Finally, for many years HHS-OIG has issued numerous guidance documents concerning a broad range of federal health care program laws, including the federal anti-kickback, beneficiary inducement, and exclusion statutes, as well as “compliance program guidance” documents tailored to certain industry sectors explaining the elements HHS-OIG believes should be present in a compliance program. While HHS-OIG’s guidance documents generally are phrased as not creating new legal obligations, DOJ and relator counsel have historically relied on such documents to support their legal position concerning whether a particular practice violates the law.
The basic premise that DOJ cannot enforce interpretive guidance that is not subject to notice-and-comment rulemaking as required by the APA is consistent with well-established law and common sense. See Christensen v. Harris County, 529 US 576, 587-588 (2000). After all, as its name implies, interpretive guidance is intended to clarify an agency’s interpretation of a substantive rule, not to create separate legal obligations. In practice, however, DOJ and relators alike routinely rely upon agency guidance documents as key "proof" that a defendant’s actions violated the law. In the FCA context, agency guidance is often used as supporting the argument that the claims were somehow "false" because of alleged noncompliance with such guidance. This use should now pose more difficulties for DOJ and relators.

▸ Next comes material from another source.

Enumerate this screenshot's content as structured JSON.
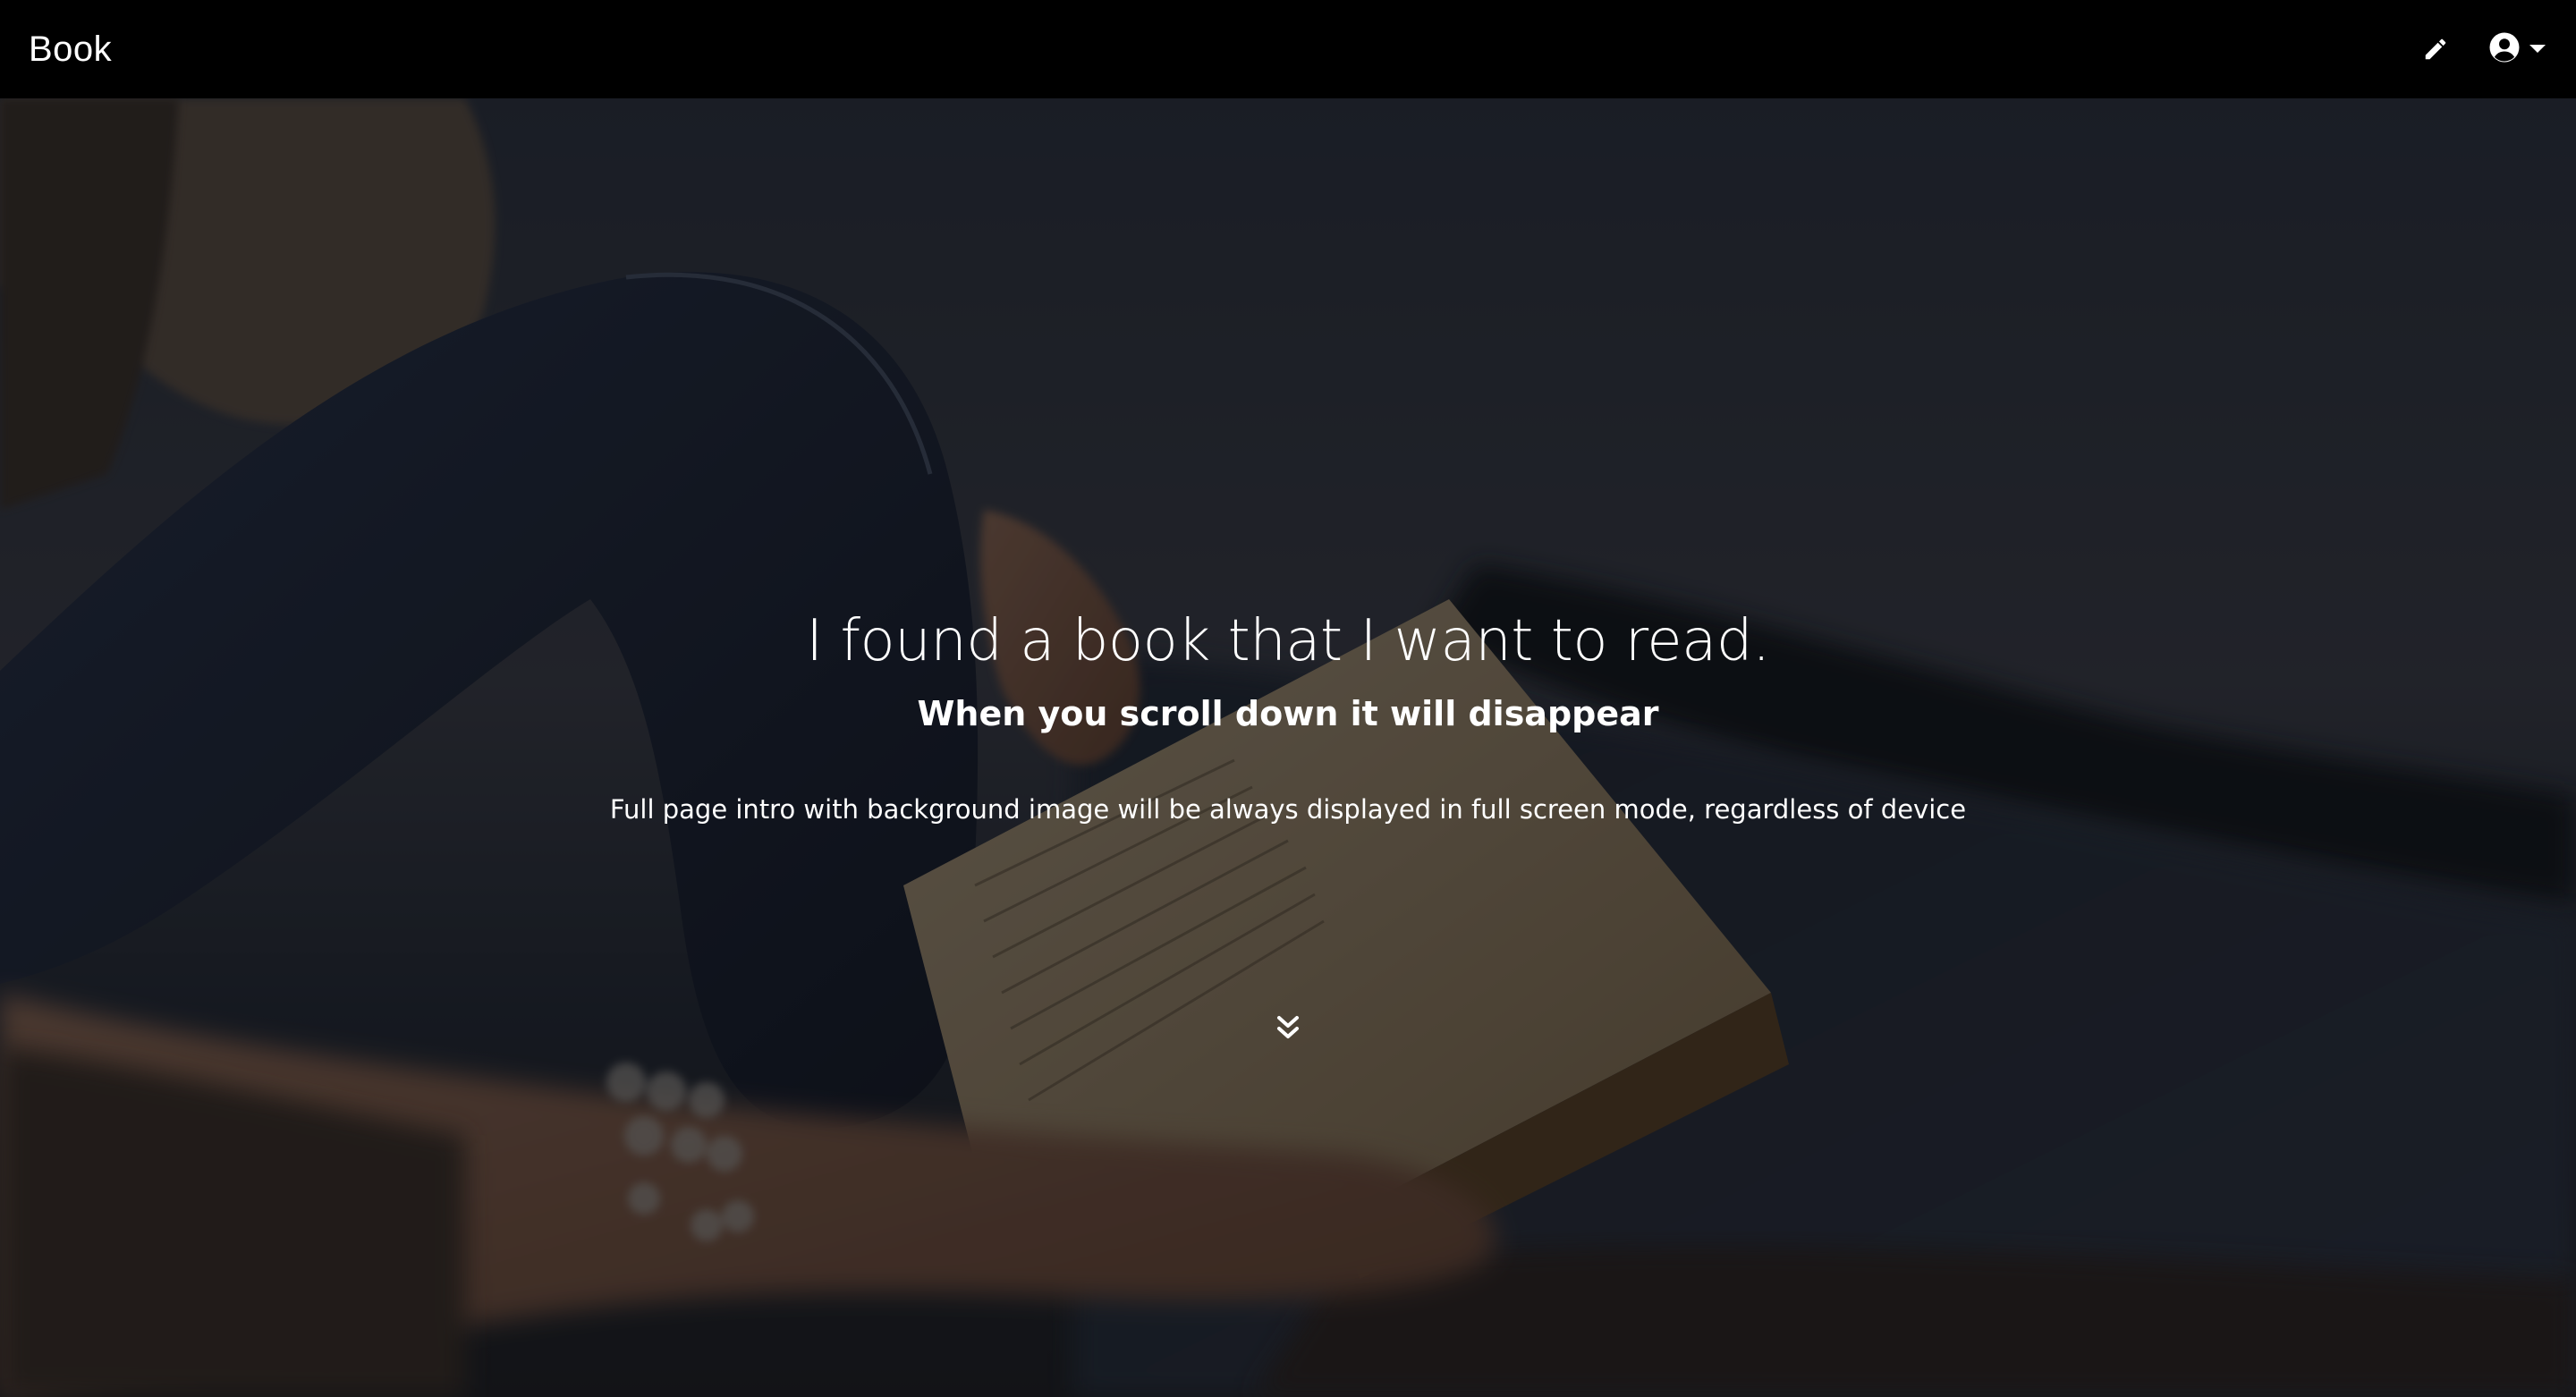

The Brand Memo itself does not answer all questions and poses some of its own. The distinction between the permissible use of agency guidance to “explain or paraphrase legal mandates” from existing statutes and rules—versus the impermissible use of guidance as a binding rule—is not further articulated. This distinction will likely be the subject of conference room disputes and courtroom litigation in many FCA cases. Further, the Brand Memo is technically limited to civil actions by DOJ to recover government funds and impose penalties. However, DOJ seems hard-pressed to argue that relying on sub-regulatory guidance in the context of a civil action is impermissible, while simultaneously permitting its use in criminal actions. Indeed, the Sessions Memo, upon which the Brand Memo relies, pertains to all components of the DOJ. However, the Sessions and Brand Memos also do not apply to administrative actions brought by agencies outside of the DOJ, such as HHS-OIG or FDA, nor do they bind relators litigating non-intervened actions under the FCA. Nevertheless, these limitations should prove to be unimportant in the long run because, again, the principle concerning the appropriate use of agency guidance is well-supported by the APA.
Whether this shift in DOJ policy will ultimately translate to relief for health care providers remains to be seen. The Brand Memo may provide new opportunities for defendants to argue that a particular enforcement action is impermissibly based on the compliance with interpretive guidance rather than substantive rules. The argument may be coupled with a request under the Granston Memo that DOJ affirmatively move to dismiss a relator’s case that stretches the bounds of the Brand Memo.